New Delhi - Two seventy-year-old leaders who represent the dalit community will run for president of the Indian Union in the upcoming July 17th elections. In India, the President of the nation has a purely representative role, while the executive power belongs to the Prime Minister. The two main political coalitions - the National Democratic Alliance , currently in power with Prime Minister Narendra Modi, and the United Progressive Alliance , headed by the Congress Party - have formalized the choice of their candidates and both present a dalit.
The NDA has chosen Ram Nath Kovind, former Mp and governor of the state of Bihar, while the opposition has chosen a woman, Meira Kumar, former president of the parliament and constitutional lawyer.
With regards to Ram Nath Kovind, observers recall his positions close to Hindu extremists. Fr. Suresh Mathew OFM Cap commented to Fides: "One should not look at the presidential vote as a confrontation between two Dalits or between a man and a woman. It is rather a battle between two divergent and distinct ideologies. Kovind has a 'saffron' agenda , Kumar is a person who defends the ideals and values of our constitution, which is a laical".
"Ram Nath Kovind does not know that the first mosque was born in India when the Prophet was still alive and that Christianity was brought to India by one of Jesus' disciples. The President has the role of guardian of the Constitution. It is a task that requires wisdom, love for the people, regardless of their political affiliation. Whoever wins must be able to protect and have the Constitution as supreme reference, always", adds A.J. Philip, Indian Christian politologist, interviewed by Fides.
"The fact that both candidates are dalits makes us think that the new President will understand more than anyone else the problems still tied to castes in India. There is still violence on Dalits in the country", recalls Catholic journalist John Dayal, committed to minority rights. Dayal remembers some hot spots that still affect the life of the Dalits: lynching and extrajudicial executions that remain unpunished; lack of freedom of faith because if they change Hindu religion, they lose some social benefits. Dayal adds: "We ask candidate Kovin, who remains the favorite: do you think that Indian Muslim citizens and Christians, defined as 'worshipers of foreign religions', will continue to enjoy full citizenship, including the freedom to practice and preach their faith'".
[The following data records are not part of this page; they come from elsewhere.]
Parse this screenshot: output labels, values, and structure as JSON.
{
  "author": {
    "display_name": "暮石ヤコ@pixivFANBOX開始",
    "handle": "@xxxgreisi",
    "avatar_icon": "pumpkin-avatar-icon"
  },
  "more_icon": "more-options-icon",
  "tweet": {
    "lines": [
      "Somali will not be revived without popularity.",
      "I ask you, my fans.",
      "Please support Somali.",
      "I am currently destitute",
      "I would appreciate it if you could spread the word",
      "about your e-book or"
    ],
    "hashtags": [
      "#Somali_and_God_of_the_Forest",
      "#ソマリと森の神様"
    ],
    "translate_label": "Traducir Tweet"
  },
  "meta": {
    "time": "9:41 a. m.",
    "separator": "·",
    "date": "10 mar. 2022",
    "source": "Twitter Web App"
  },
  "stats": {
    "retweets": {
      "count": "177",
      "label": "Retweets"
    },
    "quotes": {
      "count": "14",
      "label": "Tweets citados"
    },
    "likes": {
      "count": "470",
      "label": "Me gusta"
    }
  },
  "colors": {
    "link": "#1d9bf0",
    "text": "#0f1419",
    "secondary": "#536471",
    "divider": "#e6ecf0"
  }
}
According to several observers, Indian religious minorities prefer Meira Kumar as a woman offers more guarantees of respect and protection of constitutional rights that are sanctioned but too often unfulfilled or not applied. >>